It was New Year's Eve, 1966--almost 1967. Then, it was 1967, and a few undercover cops among the largely-gay revelers at the Black Cat Tavern started making arrests for 'lewd conduct' (Couples were kissing.)

The other patrons took umbrage at such treatment. This picture is from Wikipedia Commons--looks like a pretty dangerous place, huh?

Read the background and details at a great story in Slate by Christine Sismondo: Top 5 Greatest Bar Brawls in American History. You'll have to scroll down to us--we are number five (probably because no one died, as happened in NYC when the Civil War Draft Riots erupted at the Bull's Head Tavern --120 dead and the tavern burned down).

However, the Black Cat Tavern Riot did light a fire. It may have sparked the decision to start a gay publication--The Advocate, according to Sismondo, and it may have been a bit of a prequel to the Stonewall Riots in NYC, two years later.

The Black Cat, according to the Los Angeles Times, is now LeBarcitos, but the illuminated sign of the cat's face is still there. It became a City Historic Cultural Monument in 2008. It's in the Silverlake district at 3909 W. Sunset, near Santa Monica Blvd.

Christine Sismondo has written a book which is going right to the top of my Amazon wish list: America Walks Into A Bar. From Oxford University Press, of all places. From the Puritan's day to our own, bars have been "an institution often reviled, yet always central to American life." I'll drink to that.

I can no longer link to Amazon from this blog (criminy, I'm not asking for commission, just a link!)

Here, then, is the link to OUP's catalog entry, where you can read about the book and buy it. (but it's lots cheaper on Amazon.)

Monday, July 4, 2011

California Breezes in Signal Hill

Calbrisas Park in Signal Hill, right off PCH and California, features mosaic medallions embedded on the main walkway.

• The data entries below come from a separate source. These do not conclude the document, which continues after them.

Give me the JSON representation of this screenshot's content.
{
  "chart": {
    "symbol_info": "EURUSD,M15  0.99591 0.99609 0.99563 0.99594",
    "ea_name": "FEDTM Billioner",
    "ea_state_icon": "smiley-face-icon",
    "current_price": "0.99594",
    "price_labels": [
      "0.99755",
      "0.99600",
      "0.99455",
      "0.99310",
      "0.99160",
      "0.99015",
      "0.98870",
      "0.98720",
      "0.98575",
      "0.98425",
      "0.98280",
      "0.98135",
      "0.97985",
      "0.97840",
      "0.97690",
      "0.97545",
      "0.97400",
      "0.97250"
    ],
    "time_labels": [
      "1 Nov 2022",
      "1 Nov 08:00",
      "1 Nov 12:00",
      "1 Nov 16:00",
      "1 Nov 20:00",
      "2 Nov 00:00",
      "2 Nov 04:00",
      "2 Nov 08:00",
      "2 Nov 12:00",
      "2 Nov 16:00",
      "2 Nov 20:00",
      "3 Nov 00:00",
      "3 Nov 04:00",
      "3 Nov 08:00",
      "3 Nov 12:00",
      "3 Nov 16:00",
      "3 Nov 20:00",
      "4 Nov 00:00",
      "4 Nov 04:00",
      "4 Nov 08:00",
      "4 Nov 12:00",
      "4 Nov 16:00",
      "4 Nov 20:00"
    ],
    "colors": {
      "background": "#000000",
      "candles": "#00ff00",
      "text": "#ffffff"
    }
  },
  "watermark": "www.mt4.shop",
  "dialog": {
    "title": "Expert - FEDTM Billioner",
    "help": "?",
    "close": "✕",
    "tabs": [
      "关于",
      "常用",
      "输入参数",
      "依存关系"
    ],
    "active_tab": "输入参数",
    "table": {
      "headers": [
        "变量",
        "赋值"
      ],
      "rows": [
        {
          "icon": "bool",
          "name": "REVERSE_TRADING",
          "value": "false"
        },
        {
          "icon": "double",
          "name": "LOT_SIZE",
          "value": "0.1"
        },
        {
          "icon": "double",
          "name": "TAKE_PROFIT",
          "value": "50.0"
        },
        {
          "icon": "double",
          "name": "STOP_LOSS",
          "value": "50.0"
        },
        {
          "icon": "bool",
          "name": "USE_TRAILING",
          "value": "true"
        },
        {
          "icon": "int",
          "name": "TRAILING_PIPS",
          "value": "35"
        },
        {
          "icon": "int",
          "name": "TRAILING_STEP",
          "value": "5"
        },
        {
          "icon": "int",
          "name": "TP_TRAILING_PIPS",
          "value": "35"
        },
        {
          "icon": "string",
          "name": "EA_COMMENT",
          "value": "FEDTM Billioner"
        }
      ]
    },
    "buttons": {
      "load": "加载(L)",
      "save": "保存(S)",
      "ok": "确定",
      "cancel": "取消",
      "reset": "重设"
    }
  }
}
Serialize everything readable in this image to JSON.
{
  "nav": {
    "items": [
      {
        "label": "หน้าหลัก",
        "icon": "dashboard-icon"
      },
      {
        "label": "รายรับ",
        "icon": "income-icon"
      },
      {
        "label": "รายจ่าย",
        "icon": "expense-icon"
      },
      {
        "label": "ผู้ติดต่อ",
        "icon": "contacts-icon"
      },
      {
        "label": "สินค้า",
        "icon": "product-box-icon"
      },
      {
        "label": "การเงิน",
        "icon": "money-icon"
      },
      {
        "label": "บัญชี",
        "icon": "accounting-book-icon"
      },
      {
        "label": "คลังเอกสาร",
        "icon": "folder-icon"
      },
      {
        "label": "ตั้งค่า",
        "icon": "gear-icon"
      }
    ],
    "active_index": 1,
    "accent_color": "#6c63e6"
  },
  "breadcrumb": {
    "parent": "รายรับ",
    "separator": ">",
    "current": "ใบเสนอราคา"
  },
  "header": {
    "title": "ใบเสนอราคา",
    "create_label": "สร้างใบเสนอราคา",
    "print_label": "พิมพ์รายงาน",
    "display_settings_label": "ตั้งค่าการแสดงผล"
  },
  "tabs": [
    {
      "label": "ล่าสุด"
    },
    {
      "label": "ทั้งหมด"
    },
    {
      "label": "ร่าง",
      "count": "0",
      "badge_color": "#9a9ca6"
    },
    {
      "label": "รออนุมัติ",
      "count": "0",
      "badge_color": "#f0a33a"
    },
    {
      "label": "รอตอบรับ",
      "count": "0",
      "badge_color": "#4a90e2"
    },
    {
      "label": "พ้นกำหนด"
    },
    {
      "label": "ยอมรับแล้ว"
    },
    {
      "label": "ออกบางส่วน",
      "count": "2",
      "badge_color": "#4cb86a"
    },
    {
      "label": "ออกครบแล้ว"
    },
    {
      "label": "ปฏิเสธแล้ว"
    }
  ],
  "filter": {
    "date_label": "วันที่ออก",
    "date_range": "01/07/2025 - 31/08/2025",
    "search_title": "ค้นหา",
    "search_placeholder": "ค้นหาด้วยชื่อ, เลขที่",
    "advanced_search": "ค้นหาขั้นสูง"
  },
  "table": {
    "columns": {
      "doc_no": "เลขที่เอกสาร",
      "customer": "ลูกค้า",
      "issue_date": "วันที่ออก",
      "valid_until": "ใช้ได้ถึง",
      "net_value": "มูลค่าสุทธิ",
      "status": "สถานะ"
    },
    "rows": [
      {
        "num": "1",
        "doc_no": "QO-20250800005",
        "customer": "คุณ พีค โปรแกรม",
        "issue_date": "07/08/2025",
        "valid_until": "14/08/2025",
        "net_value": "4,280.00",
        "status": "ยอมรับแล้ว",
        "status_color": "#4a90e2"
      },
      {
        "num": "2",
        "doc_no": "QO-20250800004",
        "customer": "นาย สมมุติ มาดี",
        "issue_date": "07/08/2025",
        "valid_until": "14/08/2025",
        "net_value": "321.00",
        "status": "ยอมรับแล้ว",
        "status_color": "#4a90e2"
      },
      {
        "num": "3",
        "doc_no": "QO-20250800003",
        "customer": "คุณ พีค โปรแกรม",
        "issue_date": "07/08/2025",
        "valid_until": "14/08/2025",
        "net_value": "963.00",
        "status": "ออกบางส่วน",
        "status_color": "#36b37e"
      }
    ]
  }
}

The city of Signal Hill commissioned the park a few years ago to enhance life in a "economically challenged" neighborhood.  Part of their commission was to include public art, which is the reason behind these medallions. Each features a different aspect of California: a mission, Yosemite, Joshua Tree, the Golden Gate Bridge, etc. Or Redwood Nation Park, here. (I don't see redwoods, but who cares? I love this coastal view.)

Artist John David Ciccetti, a landscape architect (the link is to his firm) and  lecturer at CSULB, did most of the work of designing and integrating the art and landscape in the park.

In 2006, he received an Award of Excellence from the California Parks and Recreation Society. Read about it here

In addition to the seven mosaics, the park's artwork also includes a decorative fence along the street that shows air--blowing grasses and lifting balls or balloons--a theme which continues over the entrance and "Calbrisas Park" sign, where kites fly.

I see many other parks on Ciccetti's website, mostly urban, using artistic fencing and inlays on the ground to create a play space or stage in  narrow areas surrounded by buildings.

At a Century 21 office, he used flower beds to create a mosaic effect when viewed from above.

Mostly, Ciccetti seems to be a genius at carving out spaces in quarters that should look cramped, given the dimensions.

The bottom picture here is in Long Beach--the East Village Arts Park. Click on it to see what I mean about creating a park space in an area that is challenging, to say the least.